Loudon Wainwright III (with Lucy Wainwright-Roche)

Live Review | Royal Opera House, York | Review by Liam Wilkinson

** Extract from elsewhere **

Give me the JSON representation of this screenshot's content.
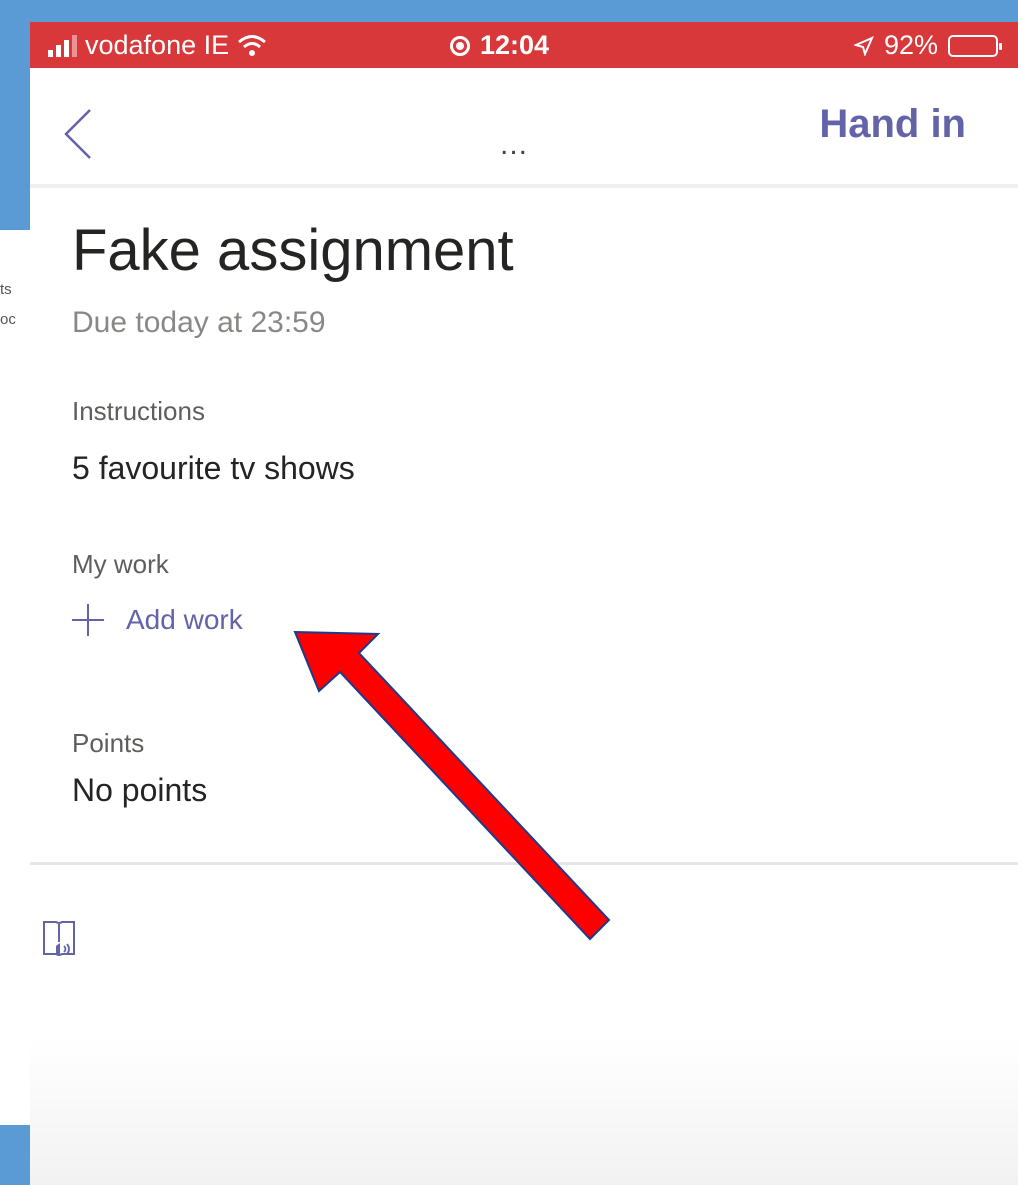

Mention the name ‘Wainwright’ to the person sitting next to you and it’s a safe bet that they’ll think of either wagon-makers or musicians.  Okay, the odd one or two might well picture those countless little hand-written guides to walking in the Lake District, but most would decorate their minds with portraits of Rufus, Martha, Lucy and Loudon – folk music’s ‘first family’.  As well as creating a handful of talented and successful offspring with a couple of equally talented and successful wives, Loudon Wainwright III has spent the majority of his sixty-four years compiling an enormous back-catalogue of heartfelt, autobiographical songs.  Tonight he has parked the tour-bus in York and, as well as unloading a portion of that back-catalogue on the stage of the Grand Opera House, he also brings with him the supporting talents of daughter Lucy Wainwright-Roche.  Opening the show with a selection of mostly self-penned songs, Lucy demonstrates that the best of her father’s musical genes haven’t all been used up on Rufus and Martha.  Unlike much of the music of her half-siblings, Lucy’s own songwriting sits very comfortably alongside her dad’s.  Songs such as “Next Best Western”, “The Worst Part” and “Accident & Emergency” are just a few examples of the delicately melodic folk ballads that have been crafted from the raw materials of Lucy’s own life.  They’re also just a few reasons why this reviewer can’t help but make comparisons with Nanci Griffith and Iris DeMent – the beginnings of a list of great female singer-songwriters to which Lucy surely belongs.  Just as the crowd begin to fall deeply in love with Lucy, her old man marches out on stage to give us a few wise words.  Indeed, there is something of the universal father-in-law in Mr Wainwright – he’s been there, he’s done that and now he’s going to tell you how it feels.  Luckily, ‘how it feels’ isn’t always as bad as you’d expect.  Divorce, fatherhood, getting old and even throwing your guitar on the fire can all have their moments of smirking clarity – “I guess that I’m just ageing like the finest wine and cheeses” Loudon sings in the side-splitting “Shit Song”, proving that there’s lyrical gold buried somewhere in life’s various miseries (“desperation’s the father of invention” he sings in “Bein’ a Dad”, another of tonight’s highlights).  Armed with a guitar, a banjo and a baby grand piano, Loudon blows us all away this evening with equal amounts of his inimitable heart and humour, each being delivered with a voice that doesn’t seem to have altered in forty years.  One minute you’re plunged into the emotion of “White Winos” – an exquisitely vivid portrait of Loudon’s relationship with his mother – and the next you’re laughing uncontrollably at a doowop-inspired song about the untimely death of a surfing queen.  Loudon also teams up with Lucy for a handful of duets during tonight’s performance.  For a few stunning moments, father and daughter depart from their own lyrics to give us their rendition of the evergreen Boudleaux Bryant song, “Love Hurts”, complete with the kind of harmonies that would surely fill Lucy’s mum, Suzzy Roche, with pride.  At sixty-four, Loudon is as good as he’s ever been and, like the song says, he is, indeed, ageing like the finest wine and cheeses.  His latest album Ten Songs for the New Depression is inspired by the recent financial crisis and proves that, while the economy and Mr Wainwright’s hairline struggle to recover from recession, the songs continue to flow like white wine.